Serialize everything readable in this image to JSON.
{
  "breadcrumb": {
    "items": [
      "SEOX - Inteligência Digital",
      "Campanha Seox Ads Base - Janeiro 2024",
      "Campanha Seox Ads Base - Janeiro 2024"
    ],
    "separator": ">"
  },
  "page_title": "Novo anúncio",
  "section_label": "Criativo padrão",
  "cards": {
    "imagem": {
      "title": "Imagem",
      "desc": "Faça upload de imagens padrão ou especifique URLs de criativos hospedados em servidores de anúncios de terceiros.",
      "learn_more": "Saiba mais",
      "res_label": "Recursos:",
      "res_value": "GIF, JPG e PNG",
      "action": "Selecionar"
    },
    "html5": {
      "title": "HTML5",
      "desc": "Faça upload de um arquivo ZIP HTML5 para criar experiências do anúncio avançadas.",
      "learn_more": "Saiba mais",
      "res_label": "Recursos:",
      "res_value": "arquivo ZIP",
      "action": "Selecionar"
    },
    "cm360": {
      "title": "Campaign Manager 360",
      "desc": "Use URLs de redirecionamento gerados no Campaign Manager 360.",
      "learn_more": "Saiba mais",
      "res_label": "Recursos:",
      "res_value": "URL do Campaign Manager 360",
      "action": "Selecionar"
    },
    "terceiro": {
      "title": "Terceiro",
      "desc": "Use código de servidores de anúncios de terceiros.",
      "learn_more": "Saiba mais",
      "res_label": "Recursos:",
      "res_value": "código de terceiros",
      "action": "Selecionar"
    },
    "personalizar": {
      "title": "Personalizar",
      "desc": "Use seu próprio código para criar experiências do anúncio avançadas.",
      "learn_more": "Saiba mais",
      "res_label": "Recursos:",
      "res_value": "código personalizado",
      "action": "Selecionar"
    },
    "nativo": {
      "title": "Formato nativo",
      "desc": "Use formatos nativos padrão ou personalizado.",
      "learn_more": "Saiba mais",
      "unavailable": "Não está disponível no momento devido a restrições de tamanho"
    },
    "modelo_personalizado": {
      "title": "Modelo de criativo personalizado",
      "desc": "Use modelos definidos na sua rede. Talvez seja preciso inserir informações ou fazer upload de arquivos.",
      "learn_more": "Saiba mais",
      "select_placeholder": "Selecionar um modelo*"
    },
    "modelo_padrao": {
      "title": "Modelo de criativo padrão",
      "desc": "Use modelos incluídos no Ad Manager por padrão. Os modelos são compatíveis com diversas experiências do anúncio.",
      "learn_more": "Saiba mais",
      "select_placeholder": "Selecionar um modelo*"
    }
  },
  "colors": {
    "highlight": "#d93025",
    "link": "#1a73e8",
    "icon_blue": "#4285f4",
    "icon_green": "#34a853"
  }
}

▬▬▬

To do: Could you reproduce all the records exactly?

Exercise solution:
Serialize everything readable in this image to JSON.
{
  "breadcrumb": {
    "items": [
      "SEOX - Inteligência Digital",
      "Campanha Seox Ads Base - Janeiro 2024",
      "Campanha Seox Ads Base - Janeiro 2024"
    ],
    "separator": ">"
  },
  "page_title": "Novo anúncio",
  "section_label": "Criativo padrão",
  "cards": {
    "imagem": {
      "title": "Imagem",
      "desc": "Faça upload de imagens padrão ou especifique URLs de criativos hospedados em servidores de anúncios de terceiros.",
      "learn_more": "Saiba mais",
      "res_label": "Recursos:",
      "res_value": "GIF, JPG e PNG",
      "action": "Selecionar"
    },
    "html5": {
      "title": "HTML5",
      "desc": "Faça upload de um arquivo ZIP HTML5 para criar experiências do anúncio avançadas.",
      "learn_more": "Saiba mais",
      "res_label": "Recursos:",
      "res_value": "arquivo ZIP",
      "action": "Selecionar"
    },
    "cm360": {
      "title": "Campaign Manager 360",
      "desc": "Use URLs de redirecionamento gerados no Campaign Manager 360.",
      "learn_more": "Saiba mais",
      "res_label": "Recursos:",
      "res_value": "URL do Campaign Manager 360",
      "action": "Selecionar"
    },
    "terceiro": {
      "title": "Terceiro",
      "desc": "Use código de servidores de anúncios de terceiros.",
      "learn_more": "Saiba mais",
      "res_label": "Recursos:",
      "res_value": "código de terceiros",
      "action": "Selecionar"
    },
    "personalizar": {
      "title": "Personalizar",
      "desc": "Use seu próprio código para criar experiências do anúncio avançadas.",
      "learn_more": "Saiba mais",
      "res_label": "Recursos:",
      "res_value": "código personalizado",
      "action": "Selecionar"
    },
    "nativo": {
      "title": "Formato nativo",
      "desc": "Use formatos nativos padrão ou personalizado.",
      "learn_more": "Saiba mais",
      "unavailable": "Não está disponível no momento devido a restrições de tamanho"
    },
    "modelo_personalizado": {
      "title": "Modelo de criativo personalizado",
      "desc": "Use modelos definidos na sua rede. Talvez seja preciso inserir informações ou fazer upload de arquivos.",
      "learn_more": "Saiba mais",
      "select_placeholder": "Selecionar um modelo*"
    },
    "modelo_padrao": {
      "title": "Modelo de criativo padrão",
      "desc": "Use modelos incluídos no Ad Manager por padrão. Os modelos são compatíveis com diversas experiências do anúncio.",
      "learn_more": "Saiba mais",
      "select_placeholder": "Selecionar um modelo*"
    }
  },
  "colors": {
    "highlight": "#d93025",
    "link": "#1a73e8",
    "icon_blue": "#4285f4",
    "icon_green": "#34a853"
  }
}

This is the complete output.